We think we have a general idea of this, but it's also the complication of evolving this back through time to the earliest galaxies.

One thing I'm particularly interested in is how the first galaxies formed, what they looked like — particularly the most extreme galaxies — what were the details of the formation, and how did they form so many stars so fast.

The galaxies that I mostly study I discovered with a telescope that I built as a graduate student called the South Pole Telescope, and from that we did a really wide cosmological surveys where we surveyed something like 15 percent of the sky and we discovered a new population of galaxies.

And the reason we were seeing them is because we found they were strongly gravitationally lensed, which is a consequence of Einstein's theory of general relativity. It means that gravity can bend light, so it acts literally like a lens. What it does is it magnifies the galaxy so we can get a better picture of it. We can see further away and in more detail.

I use things on the ground like the Atacama Large Millimeter Array, which is the largest ground-based project of all time, and I was one of the first people to use it. That was kind of how I got my name, or you know, why I have this job.

And we use pretty much everything in space — Hubble, Chandra, Spitzer, Herschel, pretty much every facility in space.

We're a year away to the launch of the James Webb Space Telescope.

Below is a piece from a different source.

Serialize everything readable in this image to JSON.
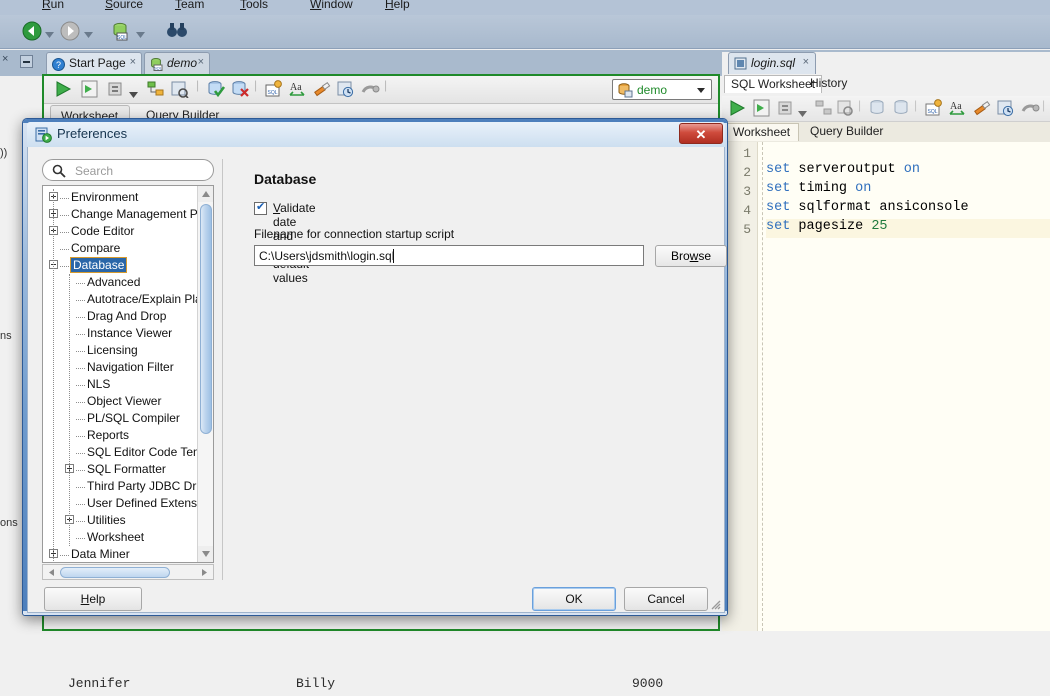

Are you excited about that?

So it's the largest, most ambitious space telescope of all time. Arguably, you could say it's one of the largest scientific projects in the history of humanity. I mean, it's that, the human genome project and probably the Large Hadron Collider at CERN. Those are all like $10 billion-class projects. So, yeah.

These galaxies are going to be the first thing targeted by this telescope, so that's particularly exciting to be basically the first person to use this super toy. I'm already busy, but this will make me more busy.

Because most of these galaxies are surrounded by dust, they're actually really hard to observe, and so we need a powerful tool like this to see them, and we're hoping to observe the earliest massive galaxies and see how they form their stars.How does the Milky Way fit into all of this?

There's a huge spectrum of galaxies, and weirdly, it turns out that the Milky Way is — surprise, surprise — very normal. You really have to figure out what makes a galaxy typical or not typical to understand our place in the cosmos.

It didn't have to be like that; it could've been that we ended up in an atypical galaxy.

What's the biggest question you have that you'll be able to answer with the James Webb?

Personally, I think that historically, with science projects like these, the most amazing thing that we learn isn't what we set out to discover. And so for me, it's the thrill of discovery.

The thing I'm most excited about is that we finally get to weigh these galaxies and figure out how many stars it currently has, and to you, that's probably just a nitty-gritty detail. But to me, we finally have the tool to get that exact detail down because that's important in science. And that's cool.

But the thing I'm really excited about is discovering something unknown about these galaxies.

Have you made any big discoveries? Anything in your field that you've learned that jumps out at you?

Well, I think that the big surprises are that chemistry was in place in the really early universe, way before most people expected it to be. I mean, we've already witnessed water in these galaxies merely a billion years out.

So the universe is about 14 billion years old, and we can see these galaxies out to 10 percent of the age of the universe or even further, actually — so the first billion years of the universe — so when we look at it, we see this rich chemistry, we see water, carbon monoxide, etc.

With these traces and the spectrum, it's amazing, and we get a lot of information, but we've been kind of forced to look at those proxies as opposed to looking at what might be the more fundamental thing, which is stars. And so the James Webb will finally allow us to look at the stars. And if you think about what a galaxy is, it's stars.